ACTIVITY: Pictures aside, return every line below exactly as written.

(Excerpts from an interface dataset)
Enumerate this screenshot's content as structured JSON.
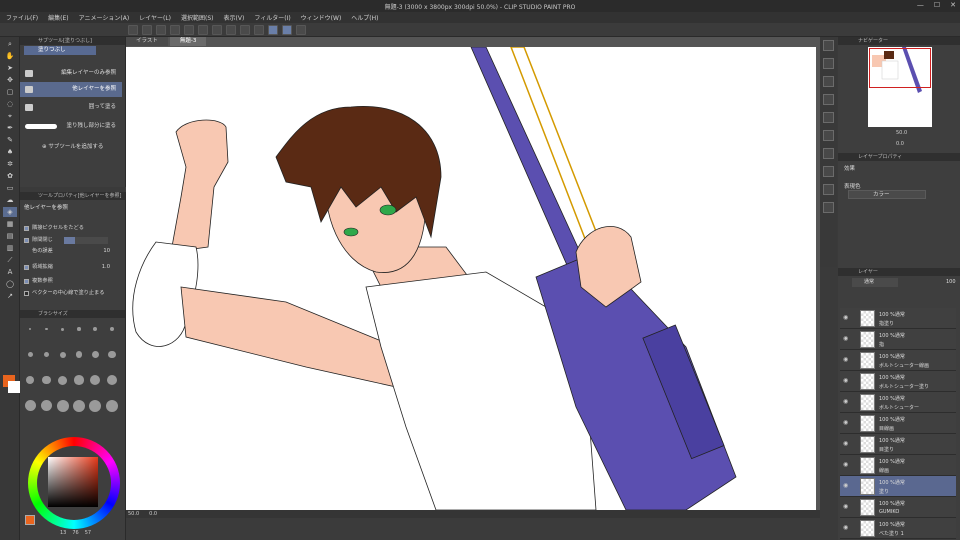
{
  "window": {
    "title": "無題-3 (3000 x 3800px 300dpi 50.0%) - CLIP STUDIO PAINT PRO"
  },
  "menu": [
    "ファイル(F)",
    "編集(E)",
    "アニメーション(A)",
    "レイヤー(L)",
    "選択範囲(S)",
    "表示(V)",
    "フィルター(I)",
    "ウィンドウ(W)",
    "ヘルプ(H)"
  ],
  "tabs": [
    {
      "label": "イラスト",
      "active": false
    },
    {
      "label": "無題-3",
      "active": true
    }
  ],
  "subtool": {
    "header": "サブツール[塗りつぶし]",
    "group_tab": "塗りつぶし",
    "items": [
      {
        "label": "編集レイヤーのみ参照",
        "selected": false
      },
      {
        "label": "他レイヤーを参照",
        "selected": true
      },
      {
        "label": "囲って塗る",
        "selected": false
      },
      {
        "label": "塗り残し部分に塗る",
        "selected": false
      }
    ],
    "add_label": "サブツールを追加する"
  },
  "tool_property": {
    "header": "ツールプロパティ[他レイヤーを参照]",
    "name": "他レイヤーを参照",
    "rows": [
      {
        "label": "隣接ピクセルをたどる",
        "checked": true
      },
      {
        "label": "隙間閉じ",
        "checked": true
      },
      {
        "label": "色の誤差",
        "value": "10"
      },
      {
        "label": "領域拡縮",
        "checked": true,
        "value": "1.0"
      },
      {
        "label": "複数参照",
        "checked": true
      },
      {
        "label": "ベクターの中心線で塗り止まる",
        "checked": false
      }
    ]
  },
  "brush_size": {
    "header": "ブラシサイズ",
    "sizes": [
      "0.7",
      "1",
      "1.5",
      "2",
      "2.5",
      "3",
      "4",
      "5",
      "6",
      "7",
      "8",
      "10",
      "12",
      "15",
      "17",
      "20",
      "25",
      "30",
      "40",
      "50",
      "60",
      "70",
      "80",
      "100"
    ]
  },
  "color": {
    "main": "#e8641e",
    "sub": "#ffffff",
    "readout": [
      "13",
      "76",
      "57"
    ]
  },
  "status": {
    "zoom": "50.0",
    "angle": "0.0"
  },
  "navigator": {
    "header": "ナビゲーター",
    "zoom": "50.0",
    "angle": "0.0"
  },
  "layer_property": {
    "header": "レイヤープロパティ",
    "effect_label": "効果",
    "expression_label": "表現色",
    "expression_value": "カラー"
  },
  "layers_panel": {
    "header": "レイヤー",
    "blend_mode": "通常",
    "opacity": "100"
  },
  "layers": [
    {
      "line1": "100 %通常",
      "line2": "指塗り",
      "selected": false
    },
    {
      "line1": "100 %通常",
      "line2": "指",
      "selected": false
    },
    {
      "line1": "100 %通常",
      "line2": "ボルトシューター線画",
      "selected": false
    },
    {
      "line1": "100 %通常",
      "line2": "ボルトシューター塗り",
      "selected": false
    },
    {
      "line1": "100 %通常",
      "line2": "ボルトシューター",
      "selected": false
    },
    {
      "line1": "100 %通常",
      "line2": "目線画",
      "selected": false
    },
    {
      "line1": "100 %通常",
      "line2": "目塗り",
      "selected": false
    },
    {
      "line1": "100 %通常",
      "line2": "線画",
      "selected": false
    },
    {
      "line1": "100 %通常",
      "line2": "塗り",
      "selected": true
    },
    {
      "line1": "100 %通常",
      "line2": "GUMIKO",
      "selected": false
    },
    {
      "line1": "100 %通常",
      "line2": "べた塗り 1",
      "selected": false
    }
  ]
}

REPLY:
Enumerate this screenshot's content as structured JSON.
{
  "window": {
    "title": "無題-3 (3000 x 3800px 300dpi 50.0%) - CLIP STUDIO PAINT PRO"
  },
  "menu": [
    "ファイル(F)",
    "編集(E)",
    "アニメーション(A)",
    "レイヤー(L)",
    "選択範囲(S)",
    "表示(V)",
    "フィルター(I)",
    "ウィンドウ(W)",
    "ヘルプ(H)"
  ],
  "tabs": [
    {
      "label": "イラスト",
      "active": false
    },
    {
      "label": "無題-3",
      "active": true
    }
  ],
  "subtool": {
    "header": "サブツール[塗りつぶし]",
    "group_tab": "塗りつぶし",
    "items": [
      {
        "label": "編集レイヤーのみ参照",
        "selected": false
      },
      {
        "label": "他レイヤーを参照",
        "selected": true
      },
      {
        "label": "囲って塗る",
        "selected": false
      },
      {
        "label": "塗り残し部分に塗る",
        "selected": false
      }
    ],
    "add_label": "サブツールを追加する"
  },
  "tool_property": {
    "header": "ツールプロパティ[他レイヤーを参照]",
    "name": "他レイヤーを参照",
    "rows": [
      {
        "label": "隣接ピクセルをたどる",
        "checked": true
      },
      {
        "label": "隙間閉じ",
        "checked": true
      },
      {
        "label": "色の誤差",
        "value": "10"
      },
      {
        "label": "領域拡縮",
        "checked": true,
        "value": "1.0"
      },
      {
        "label": "複数参照",
        "checked": true
      },
      {
        "label": "ベクターの中心線で塗り止まる",
        "checked": false
      }
    ]
  },
  "brush_size": {
    "header": "ブラシサイズ",
    "sizes": [
      "0.7",
      "1",
      "1.5",
      "2",
      "2.5",
      "3",
      "4",
      "5",
      "6",
      "7",
      "8",
      "10",
      "12",
      "15",
      "17",
      "20",
      "25",
      "30",
      "40",
      "50",
      "60",
      "70",
      "80",
      "100"
    ]
  },
  "color": {
    "main": "#e8641e",
    "sub": "#ffffff",
    "readout": [
      "13",
      "76",
      "57"
    ]
  },
  "status": {
    "zoom": "50.0",
    "angle": "0.0"
  },
  "navigator": {
    "header": "ナビゲーター",
    "zoom": "50.0",
    "angle": "0.0"
  },
  "layer_property": {
    "header": "レイヤープロパティ",
    "effect_label": "効果",
    "expression_label": "表現色",
    "expression_value": "カラー"
  },
  "layers_panel": {
    "header": "レイヤー",
    "blend_mode": "通常",
    "opacity": "100"
  },
  "layers": [
    {
      "line1": "100 %通常",
      "line2": "指塗り",
      "selected": false
    },
    {
      "line1": "100 %通常",
      "line2": "指",
      "selected": false
    },
    {
      "line1": "100 %通常",
      "line2": "ボルトシューター線画",
      "selected": false
    },
    {
      "line1": "100 %通常",
      "line2": "ボルトシューター塗り",
      "selected": false
    },
    {
      "line1": "100 %通常",
      "line2": "ボルトシューター",
      "selected": false
    },
    {
      "line1": "100 %通常",
      "line2": "目線画",
      "selected": false
    },
    {
      "line1": "100 %通常",
      "line2": "目塗り",
      "selected": false
    },
    {
      "line1": "100 %通常",
      "line2": "線画",
      "selected": false
    },
    {
      "line1": "100 %通常",
      "line2": "塗り",
      "selected": true
    },
    {
      "line1": "100 %通常",
      "line2": "GUMIKO",
      "selected": false
    },
    {
      "line1": "100 %通常",
      "line2": "べた塗り 1",
      "selected": false
    }
  ]
}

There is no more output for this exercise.